=== Exercise ===
Please output the records below in full, exactly as given, but without the images.

=== Data records for software interfaces ===

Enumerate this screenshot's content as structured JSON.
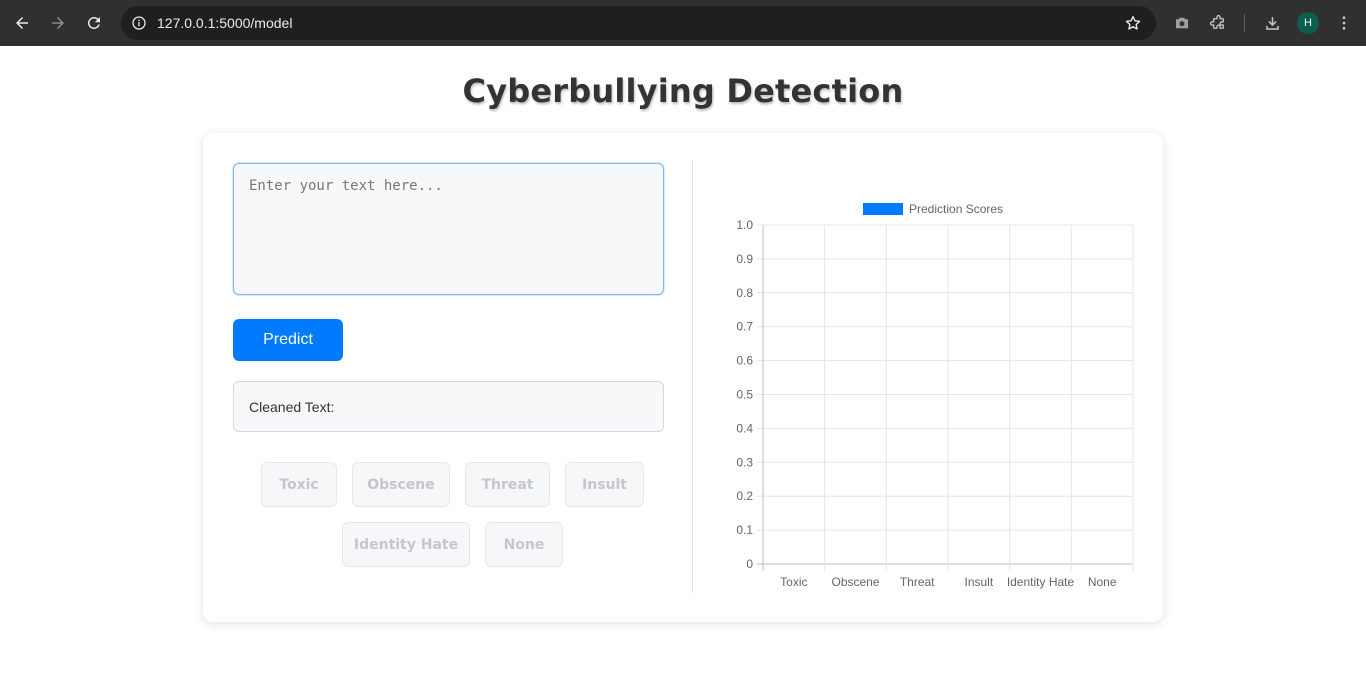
{
  "browser": {
    "url": "127.0.0.1:5000/model",
    "avatar_initial": "H"
  },
  "page": {
    "title": "Cyberbullying Detection"
  },
  "form": {
    "text_placeholder": "Enter your text here...",
    "predict_label": "Predict",
    "cleaned_text_label": "Cleaned Text:"
  },
  "labels": [
    "Toxic",
    "Obscene",
    "Threat",
    "Insult",
    "Identity Hate",
    "None"
  ],
  "colors": {
    "accent": "#007bff",
    "bar": "#007bff"
  },
  "chart_data": {
    "type": "bar",
    "categories": [
      "Toxic",
      "Obscene",
      "Threat",
      "Insult",
      "Identity Hate",
      "None"
    ],
    "series": [
      {
        "name": "Prediction Scores",
        "values": [
          0,
          0,
          0,
          0,
          0,
          0
        ]
      }
    ],
    "yticks": [
      "0",
      "0.1",
      "0.2",
      "0.3",
      "0.4",
      "0.5",
      "0.6",
      "0.7",
      "0.8",
      "0.9",
      "1.0"
    ],
    "ylim": [
      0,
      1
    ],
    "grid": true,
    "legend": "top-center"
  }
}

=== Output of the task ===
Enumerate this screenshot's content as structured JSON.
{
  "browser": {
    "url": "127.0.0.1:5000/model",
    "avatar_initial": "H"
  },
  "page": {
    "title": "Cyberbullying Detection"
  },
  "form": {
    "text_placeholder": "Enter your text here...",
    "predict_label": "Predict",
    "cleaned_text_label": "Cleaned Text:"
  },
  "labels": [
    "Toxic",
    "Obscene",
    "Threat",
    "Insult",
    "Identity Hate",
    "None"
  ],
  "colors": {
    "accent": "#007bff",
    "bar": "#007bff"
  },
  "chart_data": {
    "type": "bar",
    "categories": [
      "Toxic",
      "Obscene",
      "Threat",
      "Insult",
      "Identity Hate",
      "None"
    ],
    "series": [
      {
        "name": "Prediction Scores",
        "values": [
          0,
          0,
          0,
          0,
          0,
          0
        ]
      }
    ],
    "yticks": [
      "0",
      "0.1",
      "0.2",
      "0.3",
      "0.4",
      "0.5",
      "0.6",
      "0.7",
      "0.8",
      "0.9",
      "1.0"
    ],
    "ylim": [
      0,
      1
    ],
    "grid": true,
    "legend": "top-center"
  }
}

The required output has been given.